Both statements are harsh, but accurate. I always wonder how I can get people to care about certain issues. It would be interesting to a read a study conducted by a team of social psychologists on the Belizean psyche. Perhaps many of the prevalent issues today are manifestations of the legacy of colonialism. Belizeans tend to dismiss the impact that its legacy has had on our national identity. We progress at a much slower pace because we are still figuring out who we are as a people.​

Date of Birth: 27th July, 1994​
Place of Birth: Belize City, Belize (at the old hospital)
Parents: Francisco “Javier” Gutierrez, Ruth Galvez de Gutierrez​
Sister: Xaviera Gutierrez​
School: University of Belize, Class of 2017; Sogang University, Class 2021​
Hobbies: Reading

With the Powers Vested Into Us:
I, Kenrick Mark Coleman, Founder & Chairman of The Kenrick Mark Coleman Foundation proclaim Dino Emilio Gutierrez as the August 2018 Personality of the Month Award Recipient. Dino is entitled to an Official Interview, an Authentication Award and all privileges that complement the Personality of the Month Award Program. Dino now joins twenty-nine other hardworking, talented, intelligent and deserving Belizeans in our Official Order of Distinction.

Photo Credits: Dino Emilio Gutierrez​

Personality of the Month Award Recipients:
Laurita Williams (June, 2008) Toledo​
Abel Coleman (July, 2008) Toledo
Gareth Jacobs (November, 2008) Toledo
Floridalma Fajardo (February, 2009) Toledo
Felicita Arzu (July, 2009) Orange Walk
Samson Jacobs (January, 2010) Belize City
Clive Myers (May, 2010) Belize City
Ashanti Garcia (July, 2010) San Ignacio
Leilah Pandy (August, 2010) Belize City
Myra Fajardo (October, 2010) Toledo
Dorien Villafranco (September, 2011) Belmopan
Annlyn Apolonio (August, 2012) Belize City
Micah Goodin (January, 2013) Belize City
Andre Alamina (November, 2013) Belize City
Juana Meza (March, 2014) Stann Creek
Justyn Craig (June, 2015) Belize City
Harsheel Makhijani (September, 2015)Orange Walk
Zeida Montero (October, 2015) Stann Creek
Jasmine Myvette (December, 2015) Sand Hill
Francis Sutherland (February, 2016) Corozal
Cindy Espinal (March, 2016) Stann Creek
Robin Gray (April, 2016) Stann Creek
Juan Bol (May, 2016) Toledo
Andrew Vasquez (June, 2016) Belize City
Kevin Trejo (November, 2016) Orange Walk
Dovini Chell (December, 2016) Orange Walk
Nissa Waldman (January, 2017) Corozal
Bryton Codd (March, 2018) Belize City
Daniel Hung (June, 2018) Belmopan
Dino Emilio Gutierrez (August, 2018) San Ignacio, Cayo

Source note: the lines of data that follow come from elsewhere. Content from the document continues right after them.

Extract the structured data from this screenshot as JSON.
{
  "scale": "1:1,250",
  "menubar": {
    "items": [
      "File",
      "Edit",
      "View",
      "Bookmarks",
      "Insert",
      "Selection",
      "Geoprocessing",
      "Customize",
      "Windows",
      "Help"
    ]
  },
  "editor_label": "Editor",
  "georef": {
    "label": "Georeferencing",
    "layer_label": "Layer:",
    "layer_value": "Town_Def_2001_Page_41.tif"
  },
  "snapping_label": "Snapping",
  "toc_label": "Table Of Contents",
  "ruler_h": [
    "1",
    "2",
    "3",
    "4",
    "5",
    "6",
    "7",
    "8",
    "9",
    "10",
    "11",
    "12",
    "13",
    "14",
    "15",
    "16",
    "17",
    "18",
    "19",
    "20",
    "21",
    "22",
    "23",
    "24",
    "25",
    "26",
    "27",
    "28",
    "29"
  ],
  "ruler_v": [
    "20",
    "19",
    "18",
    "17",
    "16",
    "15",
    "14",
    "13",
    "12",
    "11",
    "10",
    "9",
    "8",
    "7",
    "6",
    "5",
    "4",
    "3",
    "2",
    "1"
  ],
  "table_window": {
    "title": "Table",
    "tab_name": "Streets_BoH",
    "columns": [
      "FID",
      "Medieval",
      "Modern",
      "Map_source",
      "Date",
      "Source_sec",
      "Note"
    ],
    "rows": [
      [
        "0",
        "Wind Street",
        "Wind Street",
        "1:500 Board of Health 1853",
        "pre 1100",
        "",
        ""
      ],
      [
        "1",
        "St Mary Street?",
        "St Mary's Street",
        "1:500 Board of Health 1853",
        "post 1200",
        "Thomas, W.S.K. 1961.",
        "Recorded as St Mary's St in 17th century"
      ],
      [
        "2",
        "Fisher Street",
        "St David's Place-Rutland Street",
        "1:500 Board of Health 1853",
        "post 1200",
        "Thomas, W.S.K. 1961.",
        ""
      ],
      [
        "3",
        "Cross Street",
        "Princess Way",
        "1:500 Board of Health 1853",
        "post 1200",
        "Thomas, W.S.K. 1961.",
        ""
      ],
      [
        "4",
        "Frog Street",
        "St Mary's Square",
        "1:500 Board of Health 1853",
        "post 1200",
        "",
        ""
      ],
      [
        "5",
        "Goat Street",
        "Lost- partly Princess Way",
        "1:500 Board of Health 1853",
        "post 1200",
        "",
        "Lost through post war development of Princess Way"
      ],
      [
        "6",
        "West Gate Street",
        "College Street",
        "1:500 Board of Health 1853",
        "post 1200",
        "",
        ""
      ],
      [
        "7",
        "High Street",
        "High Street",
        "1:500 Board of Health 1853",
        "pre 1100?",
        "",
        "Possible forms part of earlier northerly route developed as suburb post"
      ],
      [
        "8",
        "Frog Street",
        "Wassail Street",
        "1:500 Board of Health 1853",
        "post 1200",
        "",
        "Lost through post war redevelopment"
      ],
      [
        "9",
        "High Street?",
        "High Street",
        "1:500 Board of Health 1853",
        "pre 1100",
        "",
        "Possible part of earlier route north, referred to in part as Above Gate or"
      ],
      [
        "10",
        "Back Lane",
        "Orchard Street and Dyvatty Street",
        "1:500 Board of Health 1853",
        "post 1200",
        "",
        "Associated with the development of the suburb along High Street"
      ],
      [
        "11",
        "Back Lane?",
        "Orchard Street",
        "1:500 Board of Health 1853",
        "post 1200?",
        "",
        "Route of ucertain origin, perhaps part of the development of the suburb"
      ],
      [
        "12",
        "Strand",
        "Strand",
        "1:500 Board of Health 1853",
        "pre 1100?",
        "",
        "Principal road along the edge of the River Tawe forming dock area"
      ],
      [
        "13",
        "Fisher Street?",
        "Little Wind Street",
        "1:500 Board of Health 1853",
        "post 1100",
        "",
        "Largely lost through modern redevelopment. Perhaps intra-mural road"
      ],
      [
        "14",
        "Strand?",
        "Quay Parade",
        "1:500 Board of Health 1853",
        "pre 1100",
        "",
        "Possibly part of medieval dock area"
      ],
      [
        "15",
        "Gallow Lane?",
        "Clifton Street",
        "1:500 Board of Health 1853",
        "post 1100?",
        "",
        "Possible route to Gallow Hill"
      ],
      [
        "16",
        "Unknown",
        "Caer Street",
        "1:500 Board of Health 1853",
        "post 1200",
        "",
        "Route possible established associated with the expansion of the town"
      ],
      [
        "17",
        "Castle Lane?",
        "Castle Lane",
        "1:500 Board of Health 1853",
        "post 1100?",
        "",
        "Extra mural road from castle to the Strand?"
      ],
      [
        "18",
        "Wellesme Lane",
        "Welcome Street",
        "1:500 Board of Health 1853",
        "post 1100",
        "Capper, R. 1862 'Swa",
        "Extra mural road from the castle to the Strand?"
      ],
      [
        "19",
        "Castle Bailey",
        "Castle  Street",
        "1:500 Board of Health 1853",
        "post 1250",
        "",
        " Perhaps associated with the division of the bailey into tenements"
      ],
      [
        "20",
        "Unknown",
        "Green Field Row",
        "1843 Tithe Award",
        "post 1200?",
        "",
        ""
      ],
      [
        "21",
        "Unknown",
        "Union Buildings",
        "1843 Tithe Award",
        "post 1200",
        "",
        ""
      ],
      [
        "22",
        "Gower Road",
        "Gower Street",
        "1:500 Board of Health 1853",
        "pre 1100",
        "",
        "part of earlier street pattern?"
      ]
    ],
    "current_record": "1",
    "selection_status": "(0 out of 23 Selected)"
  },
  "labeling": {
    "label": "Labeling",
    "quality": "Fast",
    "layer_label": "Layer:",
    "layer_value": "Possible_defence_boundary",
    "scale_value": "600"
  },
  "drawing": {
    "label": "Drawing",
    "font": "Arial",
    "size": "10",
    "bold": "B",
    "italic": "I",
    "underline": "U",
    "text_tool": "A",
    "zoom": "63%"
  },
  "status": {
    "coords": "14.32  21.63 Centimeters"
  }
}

Kenrick Mark Coleman

Chairman, The Kenrick Mark Coleman Foundation ~ British Chevening Scholar ~ MA Public Relations, University of Greenwich, London ~ Holistic Conversations ~